GIVEN RECORDS Start Marker

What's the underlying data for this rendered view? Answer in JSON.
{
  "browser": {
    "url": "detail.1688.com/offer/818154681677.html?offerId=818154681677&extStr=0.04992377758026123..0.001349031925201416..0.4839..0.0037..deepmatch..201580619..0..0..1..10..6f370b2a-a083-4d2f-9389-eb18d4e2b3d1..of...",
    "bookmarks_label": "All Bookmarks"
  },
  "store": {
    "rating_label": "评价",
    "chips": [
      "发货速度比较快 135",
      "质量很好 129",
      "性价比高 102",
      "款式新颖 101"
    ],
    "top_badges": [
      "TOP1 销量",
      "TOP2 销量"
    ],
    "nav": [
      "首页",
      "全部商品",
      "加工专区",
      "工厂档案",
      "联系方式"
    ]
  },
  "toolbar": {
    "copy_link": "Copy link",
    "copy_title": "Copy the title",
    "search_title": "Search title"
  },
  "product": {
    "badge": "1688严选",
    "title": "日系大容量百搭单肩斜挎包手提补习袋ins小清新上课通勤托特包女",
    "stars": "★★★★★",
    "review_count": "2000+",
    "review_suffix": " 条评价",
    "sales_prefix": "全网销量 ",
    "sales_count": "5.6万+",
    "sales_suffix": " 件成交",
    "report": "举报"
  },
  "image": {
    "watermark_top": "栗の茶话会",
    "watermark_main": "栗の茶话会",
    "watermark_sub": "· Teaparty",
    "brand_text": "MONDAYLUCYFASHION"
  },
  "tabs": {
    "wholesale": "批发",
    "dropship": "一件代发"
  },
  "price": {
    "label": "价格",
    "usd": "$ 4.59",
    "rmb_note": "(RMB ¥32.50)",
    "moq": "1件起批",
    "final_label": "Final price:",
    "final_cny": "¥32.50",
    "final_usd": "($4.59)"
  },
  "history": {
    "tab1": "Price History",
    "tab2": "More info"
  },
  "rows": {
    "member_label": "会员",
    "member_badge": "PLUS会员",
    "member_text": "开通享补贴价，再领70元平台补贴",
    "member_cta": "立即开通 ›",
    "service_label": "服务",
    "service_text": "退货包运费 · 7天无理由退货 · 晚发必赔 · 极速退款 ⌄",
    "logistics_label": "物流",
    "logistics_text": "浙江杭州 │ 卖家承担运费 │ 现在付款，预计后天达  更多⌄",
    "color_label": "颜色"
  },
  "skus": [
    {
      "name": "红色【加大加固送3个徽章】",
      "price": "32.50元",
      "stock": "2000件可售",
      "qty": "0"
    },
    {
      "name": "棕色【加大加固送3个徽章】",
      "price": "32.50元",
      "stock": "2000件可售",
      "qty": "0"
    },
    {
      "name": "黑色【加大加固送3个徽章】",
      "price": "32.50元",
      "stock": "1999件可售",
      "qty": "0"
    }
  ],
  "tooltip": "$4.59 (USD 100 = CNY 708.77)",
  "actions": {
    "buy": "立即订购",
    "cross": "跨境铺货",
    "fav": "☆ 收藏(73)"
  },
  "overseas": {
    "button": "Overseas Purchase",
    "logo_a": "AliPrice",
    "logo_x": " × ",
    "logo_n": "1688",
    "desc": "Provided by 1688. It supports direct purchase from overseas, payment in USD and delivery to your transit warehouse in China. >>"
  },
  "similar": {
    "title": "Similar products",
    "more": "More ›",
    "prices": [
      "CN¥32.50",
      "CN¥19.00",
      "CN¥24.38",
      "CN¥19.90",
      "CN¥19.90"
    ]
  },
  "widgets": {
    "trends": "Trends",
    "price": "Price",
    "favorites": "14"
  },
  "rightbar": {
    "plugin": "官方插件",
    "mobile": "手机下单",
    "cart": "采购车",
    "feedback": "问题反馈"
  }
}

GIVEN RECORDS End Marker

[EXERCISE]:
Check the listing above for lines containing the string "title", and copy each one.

[REPLY TO THE EXERCISE]:
    "copy_title": "Copy the title",
    "search_title": "Search title"
    "title": "日系大容量百搭单肩斜挎包手提补习袋ins小清新上课通勤托特包女",
    "title": "Similar products",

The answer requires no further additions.